Please count the lines below that hold the word "legend" and give the count without any other text.

[Component data from apps and pages]
/---

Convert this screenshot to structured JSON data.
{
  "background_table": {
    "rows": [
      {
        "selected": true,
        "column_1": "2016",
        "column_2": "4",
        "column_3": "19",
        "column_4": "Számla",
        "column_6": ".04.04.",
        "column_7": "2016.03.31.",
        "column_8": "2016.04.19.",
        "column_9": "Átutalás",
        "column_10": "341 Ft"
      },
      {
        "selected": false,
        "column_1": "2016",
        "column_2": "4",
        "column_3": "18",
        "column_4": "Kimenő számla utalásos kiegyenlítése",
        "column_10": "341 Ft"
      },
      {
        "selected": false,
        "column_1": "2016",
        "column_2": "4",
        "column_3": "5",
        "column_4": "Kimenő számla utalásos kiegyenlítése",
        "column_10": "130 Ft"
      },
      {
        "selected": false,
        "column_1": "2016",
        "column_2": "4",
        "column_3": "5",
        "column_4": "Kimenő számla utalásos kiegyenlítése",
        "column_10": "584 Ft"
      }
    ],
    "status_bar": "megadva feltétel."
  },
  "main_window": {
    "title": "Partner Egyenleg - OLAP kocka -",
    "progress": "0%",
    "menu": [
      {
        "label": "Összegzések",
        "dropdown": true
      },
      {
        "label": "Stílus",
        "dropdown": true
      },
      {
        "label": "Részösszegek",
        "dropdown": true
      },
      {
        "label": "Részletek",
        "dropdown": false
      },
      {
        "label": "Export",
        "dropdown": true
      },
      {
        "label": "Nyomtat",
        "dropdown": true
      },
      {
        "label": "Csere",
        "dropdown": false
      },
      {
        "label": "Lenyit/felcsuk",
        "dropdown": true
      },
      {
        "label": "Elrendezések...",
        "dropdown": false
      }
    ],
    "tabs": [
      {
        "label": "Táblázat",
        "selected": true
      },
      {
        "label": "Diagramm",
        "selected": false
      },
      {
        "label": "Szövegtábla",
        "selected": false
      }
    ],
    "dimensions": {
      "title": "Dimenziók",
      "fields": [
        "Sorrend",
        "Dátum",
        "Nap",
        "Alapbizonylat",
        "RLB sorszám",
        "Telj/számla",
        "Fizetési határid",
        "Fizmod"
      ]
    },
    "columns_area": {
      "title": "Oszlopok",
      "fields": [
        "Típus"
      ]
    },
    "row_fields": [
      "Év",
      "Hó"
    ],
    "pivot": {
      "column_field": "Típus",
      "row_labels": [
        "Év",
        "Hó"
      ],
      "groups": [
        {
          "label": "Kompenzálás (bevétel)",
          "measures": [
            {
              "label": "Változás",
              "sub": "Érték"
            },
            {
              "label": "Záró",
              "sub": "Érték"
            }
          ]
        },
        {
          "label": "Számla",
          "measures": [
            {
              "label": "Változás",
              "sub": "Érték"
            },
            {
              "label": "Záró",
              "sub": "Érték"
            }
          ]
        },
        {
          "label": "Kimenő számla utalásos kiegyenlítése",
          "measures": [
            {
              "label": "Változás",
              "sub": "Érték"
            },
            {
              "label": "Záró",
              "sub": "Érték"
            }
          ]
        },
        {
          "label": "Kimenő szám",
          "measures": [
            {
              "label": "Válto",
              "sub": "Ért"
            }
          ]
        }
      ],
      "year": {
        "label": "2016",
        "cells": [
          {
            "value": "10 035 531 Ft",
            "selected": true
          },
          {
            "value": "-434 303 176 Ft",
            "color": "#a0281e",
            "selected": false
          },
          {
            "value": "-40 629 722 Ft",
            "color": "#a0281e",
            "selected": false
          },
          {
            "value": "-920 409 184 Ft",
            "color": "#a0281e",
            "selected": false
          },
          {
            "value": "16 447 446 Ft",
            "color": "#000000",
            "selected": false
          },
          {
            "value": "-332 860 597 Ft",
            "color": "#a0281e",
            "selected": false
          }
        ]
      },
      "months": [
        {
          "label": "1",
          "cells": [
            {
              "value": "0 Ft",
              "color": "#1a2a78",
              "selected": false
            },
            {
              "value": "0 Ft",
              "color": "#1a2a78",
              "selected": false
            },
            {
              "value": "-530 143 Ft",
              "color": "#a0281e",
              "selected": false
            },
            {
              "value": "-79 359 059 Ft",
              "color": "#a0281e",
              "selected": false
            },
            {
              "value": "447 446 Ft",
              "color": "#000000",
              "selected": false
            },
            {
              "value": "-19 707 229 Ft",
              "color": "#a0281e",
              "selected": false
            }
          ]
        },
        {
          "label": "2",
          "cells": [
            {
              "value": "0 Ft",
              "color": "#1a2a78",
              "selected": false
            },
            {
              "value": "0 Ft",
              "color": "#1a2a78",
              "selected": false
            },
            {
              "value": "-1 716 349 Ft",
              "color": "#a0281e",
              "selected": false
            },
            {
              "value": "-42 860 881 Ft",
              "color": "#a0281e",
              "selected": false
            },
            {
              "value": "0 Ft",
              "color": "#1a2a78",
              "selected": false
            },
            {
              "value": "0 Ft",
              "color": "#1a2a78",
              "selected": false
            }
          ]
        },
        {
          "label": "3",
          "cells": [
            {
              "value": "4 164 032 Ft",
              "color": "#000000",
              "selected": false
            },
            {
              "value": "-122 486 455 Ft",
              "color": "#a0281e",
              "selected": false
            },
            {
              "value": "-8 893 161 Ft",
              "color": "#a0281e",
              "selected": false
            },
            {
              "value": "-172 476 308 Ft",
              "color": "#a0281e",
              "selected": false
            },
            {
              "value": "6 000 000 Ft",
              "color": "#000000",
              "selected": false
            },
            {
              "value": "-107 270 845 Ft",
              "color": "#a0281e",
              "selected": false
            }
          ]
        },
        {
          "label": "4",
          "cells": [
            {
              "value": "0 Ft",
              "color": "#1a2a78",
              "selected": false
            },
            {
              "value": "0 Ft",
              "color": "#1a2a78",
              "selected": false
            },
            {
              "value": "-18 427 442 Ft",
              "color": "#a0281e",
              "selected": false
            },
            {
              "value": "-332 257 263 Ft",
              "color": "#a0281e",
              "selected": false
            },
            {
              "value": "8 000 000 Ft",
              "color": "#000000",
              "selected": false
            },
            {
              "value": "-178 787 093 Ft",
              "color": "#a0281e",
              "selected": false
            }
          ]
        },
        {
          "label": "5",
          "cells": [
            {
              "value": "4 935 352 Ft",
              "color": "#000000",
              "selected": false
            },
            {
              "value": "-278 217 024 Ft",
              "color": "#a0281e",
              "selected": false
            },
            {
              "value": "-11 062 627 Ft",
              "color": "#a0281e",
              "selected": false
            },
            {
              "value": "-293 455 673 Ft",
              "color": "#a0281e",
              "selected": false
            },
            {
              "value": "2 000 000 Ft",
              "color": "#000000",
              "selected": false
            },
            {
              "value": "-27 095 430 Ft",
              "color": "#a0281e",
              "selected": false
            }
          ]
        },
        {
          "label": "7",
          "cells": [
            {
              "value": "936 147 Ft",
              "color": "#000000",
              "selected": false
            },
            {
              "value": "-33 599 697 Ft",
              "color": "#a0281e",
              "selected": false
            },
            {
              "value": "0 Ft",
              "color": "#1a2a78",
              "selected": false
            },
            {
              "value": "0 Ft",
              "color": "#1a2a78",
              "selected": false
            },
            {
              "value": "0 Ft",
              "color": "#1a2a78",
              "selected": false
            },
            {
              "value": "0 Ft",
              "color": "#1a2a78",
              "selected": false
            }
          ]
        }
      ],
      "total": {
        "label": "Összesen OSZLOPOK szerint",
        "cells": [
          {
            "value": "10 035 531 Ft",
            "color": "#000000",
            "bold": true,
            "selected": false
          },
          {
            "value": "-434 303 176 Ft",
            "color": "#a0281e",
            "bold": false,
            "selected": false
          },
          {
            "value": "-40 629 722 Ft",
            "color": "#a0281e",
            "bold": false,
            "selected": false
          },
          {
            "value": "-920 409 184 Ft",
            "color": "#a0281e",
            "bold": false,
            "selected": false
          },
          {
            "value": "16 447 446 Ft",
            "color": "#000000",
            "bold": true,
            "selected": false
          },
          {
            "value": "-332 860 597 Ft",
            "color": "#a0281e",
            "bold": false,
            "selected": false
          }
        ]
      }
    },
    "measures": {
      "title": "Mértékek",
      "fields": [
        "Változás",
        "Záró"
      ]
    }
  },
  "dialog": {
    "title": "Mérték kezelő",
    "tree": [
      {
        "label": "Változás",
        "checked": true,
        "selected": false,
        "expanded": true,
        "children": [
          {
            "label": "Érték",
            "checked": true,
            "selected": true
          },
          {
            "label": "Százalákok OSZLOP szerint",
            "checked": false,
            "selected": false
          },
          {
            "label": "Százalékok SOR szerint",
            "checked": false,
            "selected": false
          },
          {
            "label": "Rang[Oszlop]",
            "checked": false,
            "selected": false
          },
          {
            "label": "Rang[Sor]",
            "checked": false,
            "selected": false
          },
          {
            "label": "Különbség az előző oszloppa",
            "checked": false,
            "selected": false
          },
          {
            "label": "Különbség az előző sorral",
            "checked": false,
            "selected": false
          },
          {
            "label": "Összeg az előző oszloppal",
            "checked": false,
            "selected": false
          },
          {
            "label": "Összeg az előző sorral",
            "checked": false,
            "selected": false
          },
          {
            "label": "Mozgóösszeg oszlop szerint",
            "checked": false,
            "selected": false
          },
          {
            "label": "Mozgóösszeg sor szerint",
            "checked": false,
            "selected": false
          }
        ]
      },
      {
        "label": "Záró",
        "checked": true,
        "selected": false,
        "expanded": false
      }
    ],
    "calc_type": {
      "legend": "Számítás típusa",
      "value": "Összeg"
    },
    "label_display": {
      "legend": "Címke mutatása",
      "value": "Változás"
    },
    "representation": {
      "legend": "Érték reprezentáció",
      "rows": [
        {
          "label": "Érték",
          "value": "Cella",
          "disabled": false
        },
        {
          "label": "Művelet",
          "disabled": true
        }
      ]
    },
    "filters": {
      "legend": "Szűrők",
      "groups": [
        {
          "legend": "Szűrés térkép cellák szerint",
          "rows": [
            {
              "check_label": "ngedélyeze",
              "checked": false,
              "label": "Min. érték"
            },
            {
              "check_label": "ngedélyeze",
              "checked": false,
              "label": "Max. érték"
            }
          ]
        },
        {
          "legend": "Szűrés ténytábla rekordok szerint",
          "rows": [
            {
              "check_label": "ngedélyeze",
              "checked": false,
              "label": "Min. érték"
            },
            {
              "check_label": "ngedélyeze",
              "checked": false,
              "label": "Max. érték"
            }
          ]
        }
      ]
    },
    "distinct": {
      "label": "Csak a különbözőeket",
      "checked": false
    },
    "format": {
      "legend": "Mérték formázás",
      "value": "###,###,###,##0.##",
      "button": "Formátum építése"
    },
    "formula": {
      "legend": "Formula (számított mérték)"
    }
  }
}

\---

→ Response area
8